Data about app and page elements
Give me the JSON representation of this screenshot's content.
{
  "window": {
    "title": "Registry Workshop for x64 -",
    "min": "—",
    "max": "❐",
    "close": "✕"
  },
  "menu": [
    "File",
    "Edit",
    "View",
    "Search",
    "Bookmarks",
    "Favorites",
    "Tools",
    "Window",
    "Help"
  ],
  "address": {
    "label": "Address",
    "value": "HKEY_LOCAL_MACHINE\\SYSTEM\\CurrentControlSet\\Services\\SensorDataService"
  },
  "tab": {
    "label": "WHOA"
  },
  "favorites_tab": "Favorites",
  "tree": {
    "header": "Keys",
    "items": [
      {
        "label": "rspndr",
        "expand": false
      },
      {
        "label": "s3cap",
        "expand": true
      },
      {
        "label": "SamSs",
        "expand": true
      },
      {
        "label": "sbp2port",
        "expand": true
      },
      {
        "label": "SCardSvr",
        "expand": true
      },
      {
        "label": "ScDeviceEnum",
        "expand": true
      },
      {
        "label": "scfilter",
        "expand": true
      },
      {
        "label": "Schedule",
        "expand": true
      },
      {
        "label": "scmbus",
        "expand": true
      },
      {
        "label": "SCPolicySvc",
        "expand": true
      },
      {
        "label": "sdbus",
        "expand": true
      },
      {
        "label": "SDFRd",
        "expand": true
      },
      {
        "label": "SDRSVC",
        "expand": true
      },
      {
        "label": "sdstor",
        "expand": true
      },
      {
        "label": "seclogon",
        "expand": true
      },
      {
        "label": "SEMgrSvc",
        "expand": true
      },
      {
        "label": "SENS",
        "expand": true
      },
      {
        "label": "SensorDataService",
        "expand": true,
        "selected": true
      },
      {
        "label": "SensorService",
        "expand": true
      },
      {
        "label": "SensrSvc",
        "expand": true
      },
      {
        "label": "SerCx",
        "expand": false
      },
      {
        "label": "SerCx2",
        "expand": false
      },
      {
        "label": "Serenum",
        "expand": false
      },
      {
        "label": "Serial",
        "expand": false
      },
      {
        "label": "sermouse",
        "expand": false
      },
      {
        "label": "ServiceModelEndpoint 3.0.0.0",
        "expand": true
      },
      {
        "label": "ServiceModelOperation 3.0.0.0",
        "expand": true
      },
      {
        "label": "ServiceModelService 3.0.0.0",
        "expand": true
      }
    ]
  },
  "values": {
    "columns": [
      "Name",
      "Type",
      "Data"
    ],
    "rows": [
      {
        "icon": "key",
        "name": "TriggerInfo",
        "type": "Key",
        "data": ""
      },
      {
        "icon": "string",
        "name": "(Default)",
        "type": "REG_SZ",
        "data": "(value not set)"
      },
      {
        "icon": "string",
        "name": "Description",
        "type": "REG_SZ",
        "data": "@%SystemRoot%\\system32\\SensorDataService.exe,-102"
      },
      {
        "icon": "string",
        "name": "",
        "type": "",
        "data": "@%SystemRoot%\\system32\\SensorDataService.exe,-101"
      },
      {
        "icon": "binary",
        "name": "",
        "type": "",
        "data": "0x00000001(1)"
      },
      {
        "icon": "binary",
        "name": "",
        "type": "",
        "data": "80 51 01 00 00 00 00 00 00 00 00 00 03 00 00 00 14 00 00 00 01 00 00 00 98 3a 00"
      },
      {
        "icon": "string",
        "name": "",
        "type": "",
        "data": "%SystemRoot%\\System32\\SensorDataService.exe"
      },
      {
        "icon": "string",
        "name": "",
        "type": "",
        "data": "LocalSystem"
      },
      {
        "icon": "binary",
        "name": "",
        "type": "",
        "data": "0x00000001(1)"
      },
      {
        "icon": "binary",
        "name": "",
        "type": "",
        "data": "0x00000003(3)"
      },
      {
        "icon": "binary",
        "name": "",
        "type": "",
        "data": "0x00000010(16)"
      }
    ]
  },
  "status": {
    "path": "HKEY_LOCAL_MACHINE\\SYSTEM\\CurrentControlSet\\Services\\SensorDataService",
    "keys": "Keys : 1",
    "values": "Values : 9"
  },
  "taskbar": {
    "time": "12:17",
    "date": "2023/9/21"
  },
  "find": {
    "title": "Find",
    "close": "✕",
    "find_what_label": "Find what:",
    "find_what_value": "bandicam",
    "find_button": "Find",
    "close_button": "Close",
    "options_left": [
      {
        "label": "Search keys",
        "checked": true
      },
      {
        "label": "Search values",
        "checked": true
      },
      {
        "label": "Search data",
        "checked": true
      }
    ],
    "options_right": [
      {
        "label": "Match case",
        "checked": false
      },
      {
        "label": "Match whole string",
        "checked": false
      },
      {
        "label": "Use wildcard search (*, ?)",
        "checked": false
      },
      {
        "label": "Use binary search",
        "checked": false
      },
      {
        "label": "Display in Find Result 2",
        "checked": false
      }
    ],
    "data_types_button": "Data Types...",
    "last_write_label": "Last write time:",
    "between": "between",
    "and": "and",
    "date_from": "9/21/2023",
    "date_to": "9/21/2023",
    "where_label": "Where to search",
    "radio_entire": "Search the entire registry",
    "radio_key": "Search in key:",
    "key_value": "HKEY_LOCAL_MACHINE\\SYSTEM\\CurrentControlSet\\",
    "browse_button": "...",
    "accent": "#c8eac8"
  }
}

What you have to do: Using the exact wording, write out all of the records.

Problem solution:
Give me the JSON representation of this screenshot's content.
{
  "window": {
    "title": "Registry Workshop for x64 -",
    "min": "—",
    "max": "❐",
    "close": "✕"
  },
  "menu": [
    "File",
    "Edit",
    "View",
    "Search",
    "Bookmarks",
    "Favorites",
    "Tools",
    "Window",
    "Help"
  ],
  "address": {
    "label": "Address",
    "value": "HKEY_LOCAL_MACHINE\\SYSTEM\\CurrentControlSet\\Services\\SensorDataService"
  },
  "tab": {
    "label": "WHOA"
  },
  "favorites_tab": "Favorites",
  "tree": {
    "header": "Keys",
    "items": [
      {
        "label": "rspndr",
        "expand": false
      },
      {
        "label": "s3cap",
        "expand": true
      },
      {
        "label": "SamSs",
        "expand": true
      },
      {
        "label": "sbp2port",
        "expand": true
      },
      {
        "label": "SCardSvr",
        "expand": true
      },
      {
        "label": "ScDeviceEnum",
        "expand": true
      },
      {
        "label": "scfilter",
        "expand": true
      },
      {
        "label": "Schedule",
        "expand": true
      },
      {
        "label": "scmbus",
        "expand": true
      },
      {
        "label": "SCPolicySvc",
        "expand": true
      },
      {
        "label": "sdbus",
        "expand": true
      },
      {
        "label": "SDFRd",
        "expand": true
      },
      {
        "label": "SDRSVC",
        "expand": true
      },
      {
        "label": "sdstor",
        "expand": true
      },
      {
        "label": "seclogon",
        "expand": true
      },
      {
        "label": "SEMgrSvc",
        "expand": true
      },
      {
        "label": "SENS",
        "expand": true
      },
      {
        "label": "SensorDataService",
        "expand": true,
        "selected": true
      },
      {
        "label": "SensorService",
        "expand": true
      },
      {
        "label": "SensrSvc",
        "expand": true
      },
      {
        "label": "SerCx",
        "expand": false
      },
      {
        "label": "SerCx2",
        "expand": false
      },
      {
        "label": "Serenum",
        "expand": false
      },
      {
        "label": "Serial",
        "expand": false
      },
      {
        "label": "sermouse",
        "expand": false
      },
      {
        "label": "ServiceModelEndpoint 3.0.0.0",
        "expand": true
      },
      {
        "label": "ServiceModelOperation 3.0.0.0",
        "expand": true
      },
      {
        "label": "ServiceModelService 3.0.0.0",
        "expand": true
      }
    ]
  },
  "values": {
    "columns": [
      "Name",
      "Type",
      "Data"
    ],
    "rows": [
      {
        "icon": "key",
        "name": "TriggerInfo",
        "type": "Key",
        "data": ""
      },
      {
        "icon": "string",
        "name": "(Default)",
        "type": "REG_SZ",
        "data": "(value not set)"
      },
      {
        "icon": "string",
        "name": "Description",
        "type": "REG_SZ",
        "data": "@%SystemRoot%\\system32\\SensorDataService.exe,-102"
      },
      {
        "icon": "string",
        "name": "",
        "type": "",
        "data": "@%SystemRoot%\\system32\\SensorDataService.exe,-101"
      },
      {
        "icon": "binary",
        "name": "",
        "type": "",
        "data": "0x00000001(1)"
      },
      {
        "icon": "binary",
        "name": "",
        "type": "",
        "data": "80 51 01 00 00 00 00 00 00 00 00 00 03 00 00 00 14 00 00 00 01 00 00 00 98 3a 00"
      },
      {
        "icon": "string",
        "name": "",
        "type": "",
        "data": "%SystemRoot%\\System32\\SensorDataService.exe"
      },
      {
        "icon": "string",
        "name": "",
        "type": "",
        "data": "LocalSystem"
      },
      {
        "icon": "binary",
        "name": "",
        "type": "",
        "data": "0x00000001(1)"
      },
      {
        "icon": "binary",
        "name": "",
        "type": "",
        "data": "0x00000003(3)"
      },
      {
        "icon": "binary",
        "name": "",
        "type": "",
        "data": "0x00000010(16)"
      }
    ]
  },
  "status": {
    "path": "HKEY_LOCAL_MACHINE\\SYSTEM\\CurrentControlSet\\Services\\SensorDataService",
    "keys": "Keys : 1",
    "values": "Values : 9"
  },
  "taskbar": {
    "time": "12:17",
    "date": "2023/9/21"
  },
  "find": {
    "title": "Find",
    "close": "✕",
    "find_what_label": "Find what:",
    "find_what_value": "bandicam",
    "find_button": "Find",
    "close_button": "Close",
    "options_left": [
      {
        "label": "Search keys",
        "checked": true
      },
      {
        "label": "Search values",
        "checked": true
      },
      {
        "label": "Search data",
        "checked": true
      }
    ],
    "options_right": [
      {
        "label": "Match case",
        "checked": false
      },
      {
        "label": "Match whole string",
        "checked": false
      },
      {
        "label": "Use wildcard search (*, ?)",
        "checked": false
      },
      {
        "label": "Use binary search",
        "checked": false
      },
      {
        "label": "Display in Find Result 2",
        "checked": false
      }
    ],
    "data_types_button": "Data Types...",
    "last_write_label": "Last write time:",
    "between": "between",
    "and": "and",
    "date_from": "9/21/2023",
    "date_to": "9/21/2023",
    "where_label": "Where to search",
    "radio_entire": "Search the entire registry",
    "radio_key": "Search in key:",
    "key_value": "HKEY_LOCAL_MACHINE\\SYSTEM\\CurrentControlSet\\",
    "browse_button": "...",
    "accent": "#c8eac8"
  }
}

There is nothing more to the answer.